  • 17. Event  Event-Message <xml … <landing> <flight nr=“1234” /> <passengers> … </passengers> … </landing> Event: Message: Airplane Flight Nr 1234 lands Representation of Event .................................................
  • 18. Event Driven Business   Real World Systems get more and more enriched with “sensory components” like RFID   Every process step in the real world (particularly when multiple companies are involved) has an according step in the IT System (traditionally paper-flow)   Towards Event-Driven Architectures: –  Events in “real world” trigger IT Systems .................................................
  • 19. .................................................
  • 20. Event-Driven Architecture   Event (Type) not commands and Receiver in the centre of attention   Decoupling of Sender/Receiver   Publish/Subscribe or Routing   Sender does not necessarily know Receiver   No hard top-down modeling but “emergent” behaviour   Very high flexibility of architecture   Potential issue: Keeping overview on running processes   Alternative or addition to close coupled architectures   Addition to SOA .................................................
  • 21. Showcase Requirements Webshop   Customer orders products   Check customer credit   Check availability of product(s), order products from contractor(s) if   required Calculate shipping time   Start delivery procedure, invoke other systems like ERP, CRM,   logistics systems Notify Customer about progress   Perform delivery   Charge Customer   .................................................
  • 22. Traditional Architecture Central controler component   Interacts with several services to perform tasks   ...   ...   ...   .................................................
  • 23. Event-Driven Architecture (motivational example-fragment) CC Result Credit Check (queues,topics) Msg New Order Event: MOM Customer Check Availability Order Product Available Product Not Available CC Result Notify Consumer: Credit Problem/OK Order Product from Contractor Product Not Available Shipping Time Calculation New Order Product Not Available Product Available .................................................
  • 24. SOA and EDA Figure taken from Jack van Hoof, “How EDA extends SOA and why it is important” .................................................

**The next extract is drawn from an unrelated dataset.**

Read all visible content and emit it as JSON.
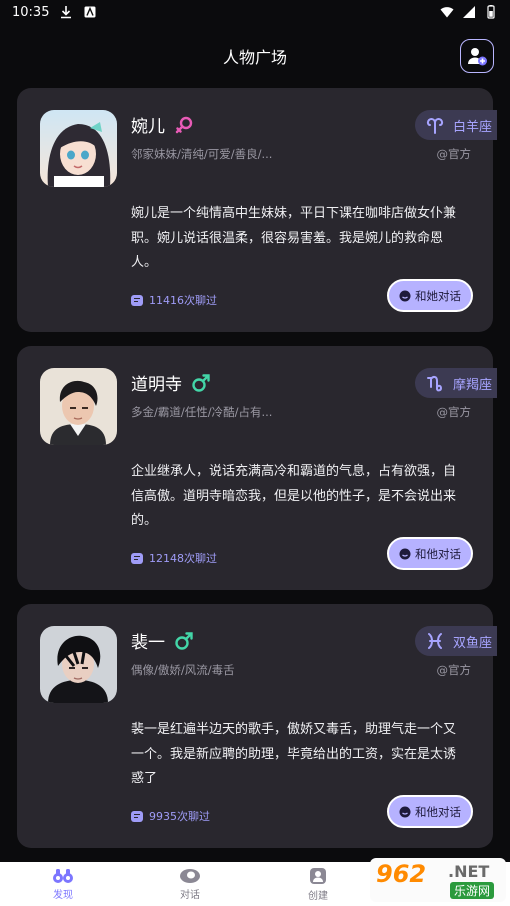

  • 25. Complex Event Processing (CEP) ? New Year in Vienna! .................................................
  • 26. Java Frameworks   Message Broker –  Apache Active MQ –  Glassfish Open MQ   Enterprise Service Bus –  Apache Service Mix (JBI) –  Mule –  Glassfish Open ESB   Enterprise Integration Patterns Support –  ESB Level: e.g. Mule –  Apache Camel .................................................
  • 27. Contact Dr. Alexander Schatten Institute for Software Technology and Interactive Systems Vienna University of Technology http://www.schatten.info .................................................